-- EXERCISE --
Extract all lines in the data that contain the word "true".

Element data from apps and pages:
Content starts
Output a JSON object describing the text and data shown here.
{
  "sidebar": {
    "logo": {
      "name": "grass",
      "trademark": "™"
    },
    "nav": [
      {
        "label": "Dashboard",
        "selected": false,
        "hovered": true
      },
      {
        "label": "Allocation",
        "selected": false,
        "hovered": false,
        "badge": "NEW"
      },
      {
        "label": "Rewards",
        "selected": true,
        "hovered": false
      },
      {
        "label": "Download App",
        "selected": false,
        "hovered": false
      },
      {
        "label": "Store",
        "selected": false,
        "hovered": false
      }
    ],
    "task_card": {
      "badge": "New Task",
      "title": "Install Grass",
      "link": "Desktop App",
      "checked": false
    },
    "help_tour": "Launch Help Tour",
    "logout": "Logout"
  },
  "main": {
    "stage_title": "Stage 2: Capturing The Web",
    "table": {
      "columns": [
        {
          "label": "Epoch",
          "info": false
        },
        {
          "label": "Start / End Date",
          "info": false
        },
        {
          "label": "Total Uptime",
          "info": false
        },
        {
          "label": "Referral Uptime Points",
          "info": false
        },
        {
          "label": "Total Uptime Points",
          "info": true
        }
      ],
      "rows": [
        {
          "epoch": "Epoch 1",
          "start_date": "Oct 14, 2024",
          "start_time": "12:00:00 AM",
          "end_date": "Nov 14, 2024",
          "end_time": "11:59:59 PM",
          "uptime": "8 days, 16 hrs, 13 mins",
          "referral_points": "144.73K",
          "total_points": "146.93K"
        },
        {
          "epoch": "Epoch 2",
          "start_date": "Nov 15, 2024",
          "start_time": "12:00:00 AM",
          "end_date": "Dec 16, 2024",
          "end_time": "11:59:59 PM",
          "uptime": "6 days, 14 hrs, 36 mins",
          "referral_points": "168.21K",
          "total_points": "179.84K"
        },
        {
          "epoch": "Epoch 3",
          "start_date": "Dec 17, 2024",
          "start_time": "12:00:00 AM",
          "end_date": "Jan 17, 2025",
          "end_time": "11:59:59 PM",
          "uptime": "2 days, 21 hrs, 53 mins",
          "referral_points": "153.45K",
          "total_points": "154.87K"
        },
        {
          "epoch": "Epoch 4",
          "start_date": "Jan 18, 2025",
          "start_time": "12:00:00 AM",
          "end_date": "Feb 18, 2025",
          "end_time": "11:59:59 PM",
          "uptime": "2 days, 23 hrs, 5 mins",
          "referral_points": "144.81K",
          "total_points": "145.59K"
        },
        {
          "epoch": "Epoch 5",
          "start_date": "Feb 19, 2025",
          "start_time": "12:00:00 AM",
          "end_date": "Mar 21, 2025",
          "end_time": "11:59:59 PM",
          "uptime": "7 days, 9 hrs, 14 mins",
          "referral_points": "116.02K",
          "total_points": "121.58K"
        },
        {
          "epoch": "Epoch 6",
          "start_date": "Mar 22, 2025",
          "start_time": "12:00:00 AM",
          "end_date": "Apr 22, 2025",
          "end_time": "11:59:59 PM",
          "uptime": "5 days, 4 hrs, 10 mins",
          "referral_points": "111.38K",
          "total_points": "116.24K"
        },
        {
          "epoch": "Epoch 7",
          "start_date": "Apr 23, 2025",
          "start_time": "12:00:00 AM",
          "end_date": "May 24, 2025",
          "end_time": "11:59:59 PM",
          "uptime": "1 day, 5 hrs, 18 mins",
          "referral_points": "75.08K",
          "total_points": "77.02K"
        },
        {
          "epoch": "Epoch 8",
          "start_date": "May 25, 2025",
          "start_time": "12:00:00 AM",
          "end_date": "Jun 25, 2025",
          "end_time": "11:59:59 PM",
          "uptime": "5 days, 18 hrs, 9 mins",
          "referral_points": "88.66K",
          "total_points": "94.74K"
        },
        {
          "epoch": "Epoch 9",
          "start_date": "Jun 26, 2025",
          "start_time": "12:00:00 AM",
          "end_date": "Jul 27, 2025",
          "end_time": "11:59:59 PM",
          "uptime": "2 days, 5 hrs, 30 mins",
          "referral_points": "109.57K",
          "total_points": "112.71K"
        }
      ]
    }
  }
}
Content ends
-- FINAL ANSWER --
        "hovered": true
        "selected": true,
          "info": true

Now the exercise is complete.